__Assignment__. Your answer should consist of the lines below that hold the word "optimal".

__Provided material__.
_ _ _ _
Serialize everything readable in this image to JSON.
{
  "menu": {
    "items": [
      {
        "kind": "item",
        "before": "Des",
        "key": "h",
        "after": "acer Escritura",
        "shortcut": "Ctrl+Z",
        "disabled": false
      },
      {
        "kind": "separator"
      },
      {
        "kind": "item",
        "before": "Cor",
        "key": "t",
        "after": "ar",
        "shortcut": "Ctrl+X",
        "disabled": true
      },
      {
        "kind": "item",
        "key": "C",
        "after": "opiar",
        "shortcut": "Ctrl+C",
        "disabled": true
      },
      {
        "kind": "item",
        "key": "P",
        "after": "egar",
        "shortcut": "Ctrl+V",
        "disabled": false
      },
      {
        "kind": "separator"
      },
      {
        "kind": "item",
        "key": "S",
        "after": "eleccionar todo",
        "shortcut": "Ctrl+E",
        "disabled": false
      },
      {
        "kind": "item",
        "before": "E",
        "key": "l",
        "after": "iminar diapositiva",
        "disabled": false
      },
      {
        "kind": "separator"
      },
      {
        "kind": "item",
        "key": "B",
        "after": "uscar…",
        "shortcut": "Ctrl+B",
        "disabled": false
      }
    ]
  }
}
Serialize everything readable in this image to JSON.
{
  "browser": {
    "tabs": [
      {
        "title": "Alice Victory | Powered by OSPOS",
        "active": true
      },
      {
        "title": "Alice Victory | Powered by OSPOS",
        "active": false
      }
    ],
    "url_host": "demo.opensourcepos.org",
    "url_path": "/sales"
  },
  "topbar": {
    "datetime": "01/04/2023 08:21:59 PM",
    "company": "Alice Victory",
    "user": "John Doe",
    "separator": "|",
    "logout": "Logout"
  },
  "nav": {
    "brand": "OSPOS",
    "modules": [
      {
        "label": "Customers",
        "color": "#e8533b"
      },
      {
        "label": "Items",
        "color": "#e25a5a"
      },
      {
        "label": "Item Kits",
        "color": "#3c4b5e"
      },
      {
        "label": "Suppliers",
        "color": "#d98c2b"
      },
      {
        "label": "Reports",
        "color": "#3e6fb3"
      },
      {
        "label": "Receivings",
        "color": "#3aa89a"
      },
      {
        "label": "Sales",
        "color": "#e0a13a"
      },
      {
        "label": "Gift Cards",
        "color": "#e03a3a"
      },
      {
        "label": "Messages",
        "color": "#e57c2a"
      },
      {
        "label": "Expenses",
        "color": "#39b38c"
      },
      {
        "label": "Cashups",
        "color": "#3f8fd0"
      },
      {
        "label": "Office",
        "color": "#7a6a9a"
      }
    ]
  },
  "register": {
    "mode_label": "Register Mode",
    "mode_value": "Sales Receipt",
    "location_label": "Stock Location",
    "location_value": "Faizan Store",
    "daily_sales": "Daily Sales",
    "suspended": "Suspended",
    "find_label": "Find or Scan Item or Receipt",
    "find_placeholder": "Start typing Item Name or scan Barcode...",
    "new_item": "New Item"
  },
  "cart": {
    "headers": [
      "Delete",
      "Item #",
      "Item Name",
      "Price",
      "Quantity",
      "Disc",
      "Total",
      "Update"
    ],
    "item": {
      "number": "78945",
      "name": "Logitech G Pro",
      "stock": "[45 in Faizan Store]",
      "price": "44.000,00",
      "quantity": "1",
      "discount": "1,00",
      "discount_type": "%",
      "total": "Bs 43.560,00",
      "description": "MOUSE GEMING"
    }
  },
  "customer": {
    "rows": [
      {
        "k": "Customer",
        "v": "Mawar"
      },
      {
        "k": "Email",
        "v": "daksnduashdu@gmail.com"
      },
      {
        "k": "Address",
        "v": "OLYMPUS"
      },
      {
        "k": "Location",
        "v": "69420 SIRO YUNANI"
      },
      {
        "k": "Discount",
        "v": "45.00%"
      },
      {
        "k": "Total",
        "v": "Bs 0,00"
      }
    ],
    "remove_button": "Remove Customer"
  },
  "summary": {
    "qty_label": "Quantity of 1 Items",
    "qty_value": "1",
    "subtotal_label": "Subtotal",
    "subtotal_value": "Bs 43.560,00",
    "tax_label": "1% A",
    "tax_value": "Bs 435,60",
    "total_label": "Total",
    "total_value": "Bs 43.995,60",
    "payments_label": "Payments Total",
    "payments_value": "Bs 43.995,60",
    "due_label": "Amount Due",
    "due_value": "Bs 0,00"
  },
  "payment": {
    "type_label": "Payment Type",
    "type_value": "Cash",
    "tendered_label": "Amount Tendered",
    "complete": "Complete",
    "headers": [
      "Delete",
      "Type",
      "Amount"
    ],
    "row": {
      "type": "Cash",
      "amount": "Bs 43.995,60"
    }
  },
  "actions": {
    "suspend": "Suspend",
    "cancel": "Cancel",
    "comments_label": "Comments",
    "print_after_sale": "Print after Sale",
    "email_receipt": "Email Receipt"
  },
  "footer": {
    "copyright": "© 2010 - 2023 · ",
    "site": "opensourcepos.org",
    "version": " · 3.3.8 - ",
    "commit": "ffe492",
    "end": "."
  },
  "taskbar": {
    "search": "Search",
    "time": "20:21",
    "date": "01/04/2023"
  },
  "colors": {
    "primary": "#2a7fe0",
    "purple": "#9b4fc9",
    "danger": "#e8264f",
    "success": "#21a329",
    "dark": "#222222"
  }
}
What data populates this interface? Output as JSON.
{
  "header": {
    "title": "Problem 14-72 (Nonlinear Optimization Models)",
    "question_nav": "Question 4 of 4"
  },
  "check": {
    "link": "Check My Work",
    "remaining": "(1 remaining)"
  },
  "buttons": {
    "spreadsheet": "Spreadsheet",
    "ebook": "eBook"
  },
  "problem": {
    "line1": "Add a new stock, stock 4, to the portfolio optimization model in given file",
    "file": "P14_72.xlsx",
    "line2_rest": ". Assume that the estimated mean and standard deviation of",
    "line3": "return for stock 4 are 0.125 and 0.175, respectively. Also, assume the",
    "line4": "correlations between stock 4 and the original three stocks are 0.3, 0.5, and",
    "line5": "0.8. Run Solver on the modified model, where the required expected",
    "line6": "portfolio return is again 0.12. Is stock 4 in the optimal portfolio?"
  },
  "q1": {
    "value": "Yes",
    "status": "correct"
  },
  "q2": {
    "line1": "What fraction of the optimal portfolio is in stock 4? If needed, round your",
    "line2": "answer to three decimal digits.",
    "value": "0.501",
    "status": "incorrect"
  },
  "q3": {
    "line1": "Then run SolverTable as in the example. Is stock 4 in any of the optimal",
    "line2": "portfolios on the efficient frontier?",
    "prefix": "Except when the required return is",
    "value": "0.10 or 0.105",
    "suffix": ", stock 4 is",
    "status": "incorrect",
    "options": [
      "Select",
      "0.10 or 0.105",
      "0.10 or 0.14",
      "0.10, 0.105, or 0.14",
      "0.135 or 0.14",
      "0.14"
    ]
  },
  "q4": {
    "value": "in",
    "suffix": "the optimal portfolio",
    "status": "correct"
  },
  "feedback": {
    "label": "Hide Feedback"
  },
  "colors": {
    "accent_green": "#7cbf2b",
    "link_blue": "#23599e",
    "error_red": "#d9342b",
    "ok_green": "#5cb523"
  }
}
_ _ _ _
__Response area__.
    "line6": "portfolio return is again 0.12. Is stock 4 in the optimal portfolio?"
    "line1": "What fraction of the optimal portfolio is in stock 4? If needed, round your",
    "line1": "Then run SolverTable as in the example. Is stock 4 in any of the optimal",
    "suffix": "the optimal portfolio",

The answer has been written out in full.